But the philosopher’s true interest was more in the deep being of wine, what wine really is, which is to say also how it relates to our being-in-the-world. So for Heidegger wine was not an “object” to be subjected to scientific analysis, or (not necessarily scientific) tasting notes or scores. Nor was it a marker of social status or intellectual one-upmanship.
Language is central to Heidegger’s philosophy. He points out that the phrase for tending vines in German is “Reben bauen”; the verb bauen means to build (for shelter), also to tend and care. So “Reben bauen” means “to shelter what grows as this ripens into fruit of its own accord.” The word “production” has no place in this vision of wine-growing.
Heidegger’s understanding of wine is sacral or sacramental, though without any specific Christian connotations. Wine gathers together the earth and the sky in a kind of mystical marriage; in wine “earth and sky are betrothed to each other.” At one level when we drink wine we may be comparing different renderings of a grape or vineyard; at another we are participating in the fructiferous union of soil and heavens.
So much for the drinking: how about the thinking? Nearly all writers down the ages have agreed that, however delectable, wine, regrettably, befuddles the wits. Heidegger thought the opposite. He believed drinking wine, and not necessarily in moderation, could help us to think.
Heidegger has a very particular way of looking at the idea of “drunkenness”, not as being blind drunk and therefore incapable but as being raised to a higher level, in which we see things which might otherwise be hidden, and also experience a special kind of being together and therefore thinking together.
The idea of thinking as essentially convivial goes against hundreds if not thousands of years of a tradition which held that philosophy was a sternly solitary pursuit. Strangely, that tradition seemed to have forgotten that Plato’s idea of philosophy was not solitary but dialogic, or even symposiastic.
The Platonic text Heidegger liked to invoke was not the Symposium (in which Socrates was just about the only thinker/drinker left standing) but the Seventh Letter. In this autobiographical text, Plato speaks of a kind of understanding which “is brought to birth in the soul on a sudden, as light that is kindled by a leaping spark, and thereafter…nourishes itself.” Heidegger associated that flashing insight with the experiencing of drinking and thinking together with friends.
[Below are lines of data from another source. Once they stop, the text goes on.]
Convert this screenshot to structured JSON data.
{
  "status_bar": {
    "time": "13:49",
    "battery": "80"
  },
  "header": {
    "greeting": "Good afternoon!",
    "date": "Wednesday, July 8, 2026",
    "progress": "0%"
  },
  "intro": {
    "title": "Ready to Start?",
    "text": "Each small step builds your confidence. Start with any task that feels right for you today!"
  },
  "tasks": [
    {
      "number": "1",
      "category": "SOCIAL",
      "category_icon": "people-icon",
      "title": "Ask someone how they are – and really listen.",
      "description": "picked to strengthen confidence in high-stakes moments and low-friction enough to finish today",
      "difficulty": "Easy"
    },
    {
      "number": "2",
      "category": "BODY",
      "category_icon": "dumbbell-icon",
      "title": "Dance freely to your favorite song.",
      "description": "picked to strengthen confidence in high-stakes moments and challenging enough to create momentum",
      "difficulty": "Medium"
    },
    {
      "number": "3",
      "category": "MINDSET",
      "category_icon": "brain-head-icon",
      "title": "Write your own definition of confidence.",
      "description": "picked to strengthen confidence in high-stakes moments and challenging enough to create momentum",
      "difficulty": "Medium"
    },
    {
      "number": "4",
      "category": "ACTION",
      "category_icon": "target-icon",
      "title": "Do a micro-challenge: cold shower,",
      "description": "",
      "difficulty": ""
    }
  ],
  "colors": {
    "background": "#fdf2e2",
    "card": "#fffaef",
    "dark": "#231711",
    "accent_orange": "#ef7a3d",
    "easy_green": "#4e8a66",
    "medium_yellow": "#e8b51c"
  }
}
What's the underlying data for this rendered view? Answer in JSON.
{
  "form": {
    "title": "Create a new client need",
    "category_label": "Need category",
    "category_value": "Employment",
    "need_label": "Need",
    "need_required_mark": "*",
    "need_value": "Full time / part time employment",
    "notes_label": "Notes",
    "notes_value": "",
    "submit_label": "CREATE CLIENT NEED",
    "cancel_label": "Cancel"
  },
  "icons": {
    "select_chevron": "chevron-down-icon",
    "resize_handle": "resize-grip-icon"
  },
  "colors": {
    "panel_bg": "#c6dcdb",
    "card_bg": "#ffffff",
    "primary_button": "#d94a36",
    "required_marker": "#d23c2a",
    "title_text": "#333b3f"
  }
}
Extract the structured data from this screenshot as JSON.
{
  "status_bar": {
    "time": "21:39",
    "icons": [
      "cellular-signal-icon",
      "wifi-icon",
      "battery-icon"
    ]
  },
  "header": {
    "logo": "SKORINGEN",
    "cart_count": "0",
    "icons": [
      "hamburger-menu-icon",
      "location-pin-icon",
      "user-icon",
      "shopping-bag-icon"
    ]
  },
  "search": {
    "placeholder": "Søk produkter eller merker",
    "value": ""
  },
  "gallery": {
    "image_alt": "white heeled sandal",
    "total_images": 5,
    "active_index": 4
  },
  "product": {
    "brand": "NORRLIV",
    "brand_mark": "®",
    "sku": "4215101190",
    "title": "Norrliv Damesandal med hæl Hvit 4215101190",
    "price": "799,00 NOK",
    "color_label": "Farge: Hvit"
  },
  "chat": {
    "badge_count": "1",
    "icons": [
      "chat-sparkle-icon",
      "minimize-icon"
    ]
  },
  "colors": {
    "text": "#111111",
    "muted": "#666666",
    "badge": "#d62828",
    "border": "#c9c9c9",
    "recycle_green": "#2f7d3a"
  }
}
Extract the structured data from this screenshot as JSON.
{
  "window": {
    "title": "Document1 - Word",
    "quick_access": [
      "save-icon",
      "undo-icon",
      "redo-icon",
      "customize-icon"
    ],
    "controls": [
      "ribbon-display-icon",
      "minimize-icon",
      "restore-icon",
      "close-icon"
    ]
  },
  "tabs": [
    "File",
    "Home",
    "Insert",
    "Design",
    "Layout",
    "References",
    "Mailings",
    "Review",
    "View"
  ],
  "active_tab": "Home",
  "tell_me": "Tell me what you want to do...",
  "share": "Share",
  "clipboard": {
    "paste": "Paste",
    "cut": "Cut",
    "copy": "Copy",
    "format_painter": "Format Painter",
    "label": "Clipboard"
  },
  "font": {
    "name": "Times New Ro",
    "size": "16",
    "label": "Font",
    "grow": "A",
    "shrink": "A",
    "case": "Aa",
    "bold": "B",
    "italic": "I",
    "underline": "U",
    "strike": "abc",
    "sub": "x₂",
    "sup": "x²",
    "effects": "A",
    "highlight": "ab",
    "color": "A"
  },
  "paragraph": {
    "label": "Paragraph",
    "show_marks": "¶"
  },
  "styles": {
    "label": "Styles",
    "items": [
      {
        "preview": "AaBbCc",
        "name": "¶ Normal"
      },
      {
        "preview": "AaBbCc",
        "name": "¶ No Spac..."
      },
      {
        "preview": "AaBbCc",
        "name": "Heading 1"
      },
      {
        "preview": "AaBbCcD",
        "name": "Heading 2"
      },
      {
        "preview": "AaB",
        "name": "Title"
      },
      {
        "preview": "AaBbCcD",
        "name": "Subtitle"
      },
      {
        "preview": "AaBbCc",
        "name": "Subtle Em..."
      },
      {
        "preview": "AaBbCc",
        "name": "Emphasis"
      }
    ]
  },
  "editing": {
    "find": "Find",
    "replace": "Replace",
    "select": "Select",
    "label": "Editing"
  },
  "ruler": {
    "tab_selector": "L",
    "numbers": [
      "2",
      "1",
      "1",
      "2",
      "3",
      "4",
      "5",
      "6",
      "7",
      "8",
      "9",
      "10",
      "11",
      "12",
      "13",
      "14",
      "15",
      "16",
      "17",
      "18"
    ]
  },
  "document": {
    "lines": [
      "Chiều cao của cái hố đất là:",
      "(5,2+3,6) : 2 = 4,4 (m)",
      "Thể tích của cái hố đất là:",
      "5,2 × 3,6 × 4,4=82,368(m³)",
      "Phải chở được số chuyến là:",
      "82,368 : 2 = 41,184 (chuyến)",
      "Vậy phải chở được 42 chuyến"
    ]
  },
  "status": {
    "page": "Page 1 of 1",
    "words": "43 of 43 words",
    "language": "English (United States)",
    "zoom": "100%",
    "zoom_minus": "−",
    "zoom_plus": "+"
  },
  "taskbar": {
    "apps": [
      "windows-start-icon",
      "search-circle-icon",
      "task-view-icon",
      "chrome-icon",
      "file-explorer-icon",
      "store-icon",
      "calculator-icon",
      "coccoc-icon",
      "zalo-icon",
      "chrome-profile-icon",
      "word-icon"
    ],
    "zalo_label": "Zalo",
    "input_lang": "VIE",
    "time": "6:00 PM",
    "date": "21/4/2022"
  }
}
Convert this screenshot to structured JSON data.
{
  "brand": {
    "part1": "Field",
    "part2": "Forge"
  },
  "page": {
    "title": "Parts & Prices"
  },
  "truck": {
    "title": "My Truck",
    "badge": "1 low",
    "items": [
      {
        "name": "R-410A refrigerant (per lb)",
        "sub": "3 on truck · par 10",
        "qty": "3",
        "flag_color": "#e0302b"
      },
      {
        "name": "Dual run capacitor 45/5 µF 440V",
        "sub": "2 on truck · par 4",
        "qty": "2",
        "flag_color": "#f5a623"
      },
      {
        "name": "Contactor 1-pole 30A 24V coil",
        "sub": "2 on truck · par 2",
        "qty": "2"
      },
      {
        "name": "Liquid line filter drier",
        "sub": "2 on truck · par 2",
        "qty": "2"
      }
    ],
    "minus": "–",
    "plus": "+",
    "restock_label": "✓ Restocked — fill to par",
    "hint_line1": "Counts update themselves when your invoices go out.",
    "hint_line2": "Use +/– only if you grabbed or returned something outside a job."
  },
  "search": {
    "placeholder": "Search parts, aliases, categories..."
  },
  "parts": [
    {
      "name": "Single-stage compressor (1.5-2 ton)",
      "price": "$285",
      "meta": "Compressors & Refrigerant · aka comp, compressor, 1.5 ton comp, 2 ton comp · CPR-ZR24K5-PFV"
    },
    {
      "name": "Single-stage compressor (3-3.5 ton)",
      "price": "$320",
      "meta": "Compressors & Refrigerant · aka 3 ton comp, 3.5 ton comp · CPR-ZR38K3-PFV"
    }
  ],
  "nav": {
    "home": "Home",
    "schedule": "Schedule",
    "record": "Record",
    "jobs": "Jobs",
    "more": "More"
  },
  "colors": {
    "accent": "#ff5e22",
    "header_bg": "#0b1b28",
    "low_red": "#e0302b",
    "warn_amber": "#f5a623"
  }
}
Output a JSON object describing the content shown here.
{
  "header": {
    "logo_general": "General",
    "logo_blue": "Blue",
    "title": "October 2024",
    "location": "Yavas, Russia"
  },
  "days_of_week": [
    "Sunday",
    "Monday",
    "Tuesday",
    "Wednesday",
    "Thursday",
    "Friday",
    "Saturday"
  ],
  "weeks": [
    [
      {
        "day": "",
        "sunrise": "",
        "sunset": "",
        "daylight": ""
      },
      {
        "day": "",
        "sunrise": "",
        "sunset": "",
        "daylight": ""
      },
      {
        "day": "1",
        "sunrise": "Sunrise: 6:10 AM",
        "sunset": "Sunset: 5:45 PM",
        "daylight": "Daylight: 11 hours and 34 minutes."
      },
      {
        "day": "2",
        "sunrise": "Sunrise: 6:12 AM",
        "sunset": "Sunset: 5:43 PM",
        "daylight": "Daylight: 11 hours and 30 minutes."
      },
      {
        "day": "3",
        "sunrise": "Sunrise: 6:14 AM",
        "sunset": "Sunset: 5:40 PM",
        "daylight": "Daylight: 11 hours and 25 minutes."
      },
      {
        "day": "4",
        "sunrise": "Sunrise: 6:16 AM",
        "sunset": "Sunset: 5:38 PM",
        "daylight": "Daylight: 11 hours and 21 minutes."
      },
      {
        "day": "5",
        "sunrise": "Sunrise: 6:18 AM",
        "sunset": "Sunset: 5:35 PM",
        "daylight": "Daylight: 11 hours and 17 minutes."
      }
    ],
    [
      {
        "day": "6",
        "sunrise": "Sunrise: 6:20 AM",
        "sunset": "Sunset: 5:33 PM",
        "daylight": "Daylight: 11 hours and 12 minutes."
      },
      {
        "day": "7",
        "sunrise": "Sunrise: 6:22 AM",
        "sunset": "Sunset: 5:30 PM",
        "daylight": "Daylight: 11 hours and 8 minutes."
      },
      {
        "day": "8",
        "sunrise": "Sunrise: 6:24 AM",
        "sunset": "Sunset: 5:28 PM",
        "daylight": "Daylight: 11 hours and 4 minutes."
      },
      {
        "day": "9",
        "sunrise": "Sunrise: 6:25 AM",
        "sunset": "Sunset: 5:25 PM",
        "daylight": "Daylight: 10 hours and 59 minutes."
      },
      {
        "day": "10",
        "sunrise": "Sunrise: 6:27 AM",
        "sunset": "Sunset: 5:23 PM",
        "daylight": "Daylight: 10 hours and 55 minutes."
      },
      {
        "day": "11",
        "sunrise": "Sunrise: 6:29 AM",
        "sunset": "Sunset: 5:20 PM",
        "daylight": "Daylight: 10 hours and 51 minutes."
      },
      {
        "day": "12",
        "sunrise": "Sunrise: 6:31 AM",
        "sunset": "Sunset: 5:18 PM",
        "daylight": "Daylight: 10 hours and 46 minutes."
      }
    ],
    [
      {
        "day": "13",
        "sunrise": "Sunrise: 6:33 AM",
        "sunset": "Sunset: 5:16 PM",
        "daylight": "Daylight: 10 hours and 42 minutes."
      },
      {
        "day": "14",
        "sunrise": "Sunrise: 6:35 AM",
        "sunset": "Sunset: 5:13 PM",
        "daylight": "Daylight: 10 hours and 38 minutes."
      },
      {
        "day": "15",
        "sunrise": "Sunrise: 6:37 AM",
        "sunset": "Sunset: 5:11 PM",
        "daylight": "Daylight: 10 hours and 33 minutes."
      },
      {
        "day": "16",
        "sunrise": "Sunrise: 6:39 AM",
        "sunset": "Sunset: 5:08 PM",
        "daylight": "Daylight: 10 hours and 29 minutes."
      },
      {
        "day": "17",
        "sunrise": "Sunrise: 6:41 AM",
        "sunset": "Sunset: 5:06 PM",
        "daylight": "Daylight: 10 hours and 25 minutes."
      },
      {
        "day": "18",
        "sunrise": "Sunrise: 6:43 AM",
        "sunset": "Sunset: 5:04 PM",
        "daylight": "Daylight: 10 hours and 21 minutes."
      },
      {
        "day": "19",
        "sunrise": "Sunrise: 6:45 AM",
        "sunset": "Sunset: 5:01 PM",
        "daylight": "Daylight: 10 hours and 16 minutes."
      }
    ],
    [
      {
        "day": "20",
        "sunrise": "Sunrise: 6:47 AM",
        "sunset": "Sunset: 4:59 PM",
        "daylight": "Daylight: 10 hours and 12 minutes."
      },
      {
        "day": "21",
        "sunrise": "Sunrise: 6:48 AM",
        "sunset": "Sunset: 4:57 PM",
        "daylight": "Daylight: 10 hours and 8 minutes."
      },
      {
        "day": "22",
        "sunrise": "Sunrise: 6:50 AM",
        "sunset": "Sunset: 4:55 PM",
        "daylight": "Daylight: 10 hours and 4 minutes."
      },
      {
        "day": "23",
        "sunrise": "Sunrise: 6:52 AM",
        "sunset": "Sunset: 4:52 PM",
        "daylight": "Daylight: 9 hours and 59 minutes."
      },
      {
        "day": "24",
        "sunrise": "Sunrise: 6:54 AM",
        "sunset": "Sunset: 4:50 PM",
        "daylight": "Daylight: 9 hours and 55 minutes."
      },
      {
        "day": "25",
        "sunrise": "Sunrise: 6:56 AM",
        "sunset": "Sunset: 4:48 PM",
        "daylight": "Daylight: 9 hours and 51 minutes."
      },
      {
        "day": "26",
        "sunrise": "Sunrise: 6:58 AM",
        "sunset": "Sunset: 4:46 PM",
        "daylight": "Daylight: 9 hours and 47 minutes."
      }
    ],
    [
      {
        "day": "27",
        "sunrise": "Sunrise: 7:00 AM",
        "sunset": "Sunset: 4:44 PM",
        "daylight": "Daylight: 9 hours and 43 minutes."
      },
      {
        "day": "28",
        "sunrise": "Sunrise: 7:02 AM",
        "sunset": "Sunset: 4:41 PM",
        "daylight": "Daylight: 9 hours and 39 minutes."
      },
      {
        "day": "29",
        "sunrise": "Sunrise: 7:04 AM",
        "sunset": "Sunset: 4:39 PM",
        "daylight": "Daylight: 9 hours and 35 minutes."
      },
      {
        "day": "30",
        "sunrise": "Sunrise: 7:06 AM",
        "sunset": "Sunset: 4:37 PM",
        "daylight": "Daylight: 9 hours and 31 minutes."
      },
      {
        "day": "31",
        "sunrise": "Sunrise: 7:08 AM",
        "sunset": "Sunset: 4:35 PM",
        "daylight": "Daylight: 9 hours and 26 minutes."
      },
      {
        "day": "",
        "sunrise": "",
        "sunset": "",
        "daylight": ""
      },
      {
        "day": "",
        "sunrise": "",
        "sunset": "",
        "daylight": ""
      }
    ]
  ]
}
But what kind of thinking is it that flourishes under these convivial conditions, and why might it be just as valuable if not more valuable than, say, sober ratiocination? In his later philosophy, Heidegger turned increasingly to the poets as sources of the deepest thinking. So here the inspiration is Hölderlin’s poem Remembrance and its plea “Extend to me, full of dark light, the fragrant cup.” Dark light sounds like a paradox, but it denotes a more forgiving kind of illumination which allows for shade as well as brightness. This is not 24/7 artificial glare, but the play of light and shadow.
Heidegger’s refusal to apologise publicly for his support of the Nazis in the 1930s may remain unforgivable. Given his close friendships with Jewish thinkers such as Arendt and Jonas, how could he not have spoken out against the Holocaust? It took his student Emmanuel Levinas to take his philosophy one crucial step further and place ethics, our care and responsibility for the Other, above ontology. But even though Heidegger himself couldn’t take that step, his philosophy of care for the Being of beings, including wine, leads in that direction. And can help us both to drink and think.